What the exercise asks - Determine how many of the lines below hold the word "true". Give the number and nothing else.

[Website and app data records]
= = = =
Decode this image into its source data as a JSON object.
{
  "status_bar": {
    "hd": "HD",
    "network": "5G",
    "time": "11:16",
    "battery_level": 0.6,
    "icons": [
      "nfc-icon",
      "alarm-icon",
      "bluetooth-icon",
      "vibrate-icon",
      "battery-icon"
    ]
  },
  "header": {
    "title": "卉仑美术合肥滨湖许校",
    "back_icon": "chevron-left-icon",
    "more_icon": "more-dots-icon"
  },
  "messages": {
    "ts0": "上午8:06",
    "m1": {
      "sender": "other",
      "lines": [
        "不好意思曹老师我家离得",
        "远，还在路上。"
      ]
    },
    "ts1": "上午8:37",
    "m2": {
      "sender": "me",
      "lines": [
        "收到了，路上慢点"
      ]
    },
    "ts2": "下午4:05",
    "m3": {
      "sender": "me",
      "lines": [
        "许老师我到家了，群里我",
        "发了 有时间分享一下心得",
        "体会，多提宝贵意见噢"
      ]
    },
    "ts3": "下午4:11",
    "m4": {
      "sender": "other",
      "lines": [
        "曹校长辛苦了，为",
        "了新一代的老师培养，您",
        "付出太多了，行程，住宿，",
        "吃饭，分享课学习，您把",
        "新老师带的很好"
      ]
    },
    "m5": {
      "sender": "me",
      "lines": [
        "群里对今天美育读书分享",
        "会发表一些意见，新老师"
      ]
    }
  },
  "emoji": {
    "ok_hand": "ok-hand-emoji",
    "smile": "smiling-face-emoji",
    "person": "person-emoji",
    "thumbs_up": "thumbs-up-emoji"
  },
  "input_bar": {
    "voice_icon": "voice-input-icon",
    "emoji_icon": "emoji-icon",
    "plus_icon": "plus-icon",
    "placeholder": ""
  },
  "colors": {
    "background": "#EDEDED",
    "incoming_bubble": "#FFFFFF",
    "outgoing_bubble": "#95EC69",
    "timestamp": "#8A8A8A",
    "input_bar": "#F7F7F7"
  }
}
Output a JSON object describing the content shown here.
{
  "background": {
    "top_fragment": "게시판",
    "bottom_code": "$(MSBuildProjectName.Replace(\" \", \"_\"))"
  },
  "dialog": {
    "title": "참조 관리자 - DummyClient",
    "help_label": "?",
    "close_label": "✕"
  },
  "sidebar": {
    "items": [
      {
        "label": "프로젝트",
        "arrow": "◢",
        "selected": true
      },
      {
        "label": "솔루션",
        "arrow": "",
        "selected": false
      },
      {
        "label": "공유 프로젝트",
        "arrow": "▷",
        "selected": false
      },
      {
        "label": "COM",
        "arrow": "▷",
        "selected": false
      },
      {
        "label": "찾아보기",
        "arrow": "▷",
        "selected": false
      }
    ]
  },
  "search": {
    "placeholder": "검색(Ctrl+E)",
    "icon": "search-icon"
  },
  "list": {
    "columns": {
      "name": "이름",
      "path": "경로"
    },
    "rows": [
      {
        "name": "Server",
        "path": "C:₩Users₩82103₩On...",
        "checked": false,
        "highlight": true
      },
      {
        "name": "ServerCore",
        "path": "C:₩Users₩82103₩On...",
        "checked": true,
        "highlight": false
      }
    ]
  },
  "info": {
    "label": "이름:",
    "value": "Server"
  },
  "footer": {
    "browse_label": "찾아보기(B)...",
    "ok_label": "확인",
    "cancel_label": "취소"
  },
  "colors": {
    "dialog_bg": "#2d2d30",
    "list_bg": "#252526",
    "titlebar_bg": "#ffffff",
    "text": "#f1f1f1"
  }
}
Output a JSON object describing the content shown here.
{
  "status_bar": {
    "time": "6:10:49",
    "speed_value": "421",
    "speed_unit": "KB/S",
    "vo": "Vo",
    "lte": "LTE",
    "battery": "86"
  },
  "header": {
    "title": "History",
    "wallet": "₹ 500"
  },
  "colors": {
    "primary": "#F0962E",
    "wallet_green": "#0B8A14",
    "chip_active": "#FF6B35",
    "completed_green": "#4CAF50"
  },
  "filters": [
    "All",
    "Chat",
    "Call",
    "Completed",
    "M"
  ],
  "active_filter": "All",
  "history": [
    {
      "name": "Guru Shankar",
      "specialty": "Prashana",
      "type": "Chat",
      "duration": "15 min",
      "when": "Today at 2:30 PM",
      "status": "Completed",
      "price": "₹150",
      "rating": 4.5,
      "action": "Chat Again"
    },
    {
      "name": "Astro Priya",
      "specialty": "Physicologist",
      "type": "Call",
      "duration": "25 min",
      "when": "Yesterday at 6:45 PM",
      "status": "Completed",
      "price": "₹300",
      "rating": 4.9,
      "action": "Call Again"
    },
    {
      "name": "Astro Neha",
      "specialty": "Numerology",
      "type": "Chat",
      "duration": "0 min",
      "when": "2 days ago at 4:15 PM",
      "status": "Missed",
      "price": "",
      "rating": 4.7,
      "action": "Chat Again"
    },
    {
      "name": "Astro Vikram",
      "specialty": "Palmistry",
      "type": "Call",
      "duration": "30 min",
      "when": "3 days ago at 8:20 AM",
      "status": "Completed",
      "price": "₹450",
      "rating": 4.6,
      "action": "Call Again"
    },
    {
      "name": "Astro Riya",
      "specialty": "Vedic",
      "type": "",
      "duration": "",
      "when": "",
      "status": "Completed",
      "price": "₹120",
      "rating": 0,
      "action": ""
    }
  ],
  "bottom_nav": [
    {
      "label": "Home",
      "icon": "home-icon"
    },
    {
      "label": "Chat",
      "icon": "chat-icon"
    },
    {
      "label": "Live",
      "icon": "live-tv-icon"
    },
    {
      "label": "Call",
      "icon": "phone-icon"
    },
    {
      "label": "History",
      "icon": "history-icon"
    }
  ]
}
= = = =
Solution - 3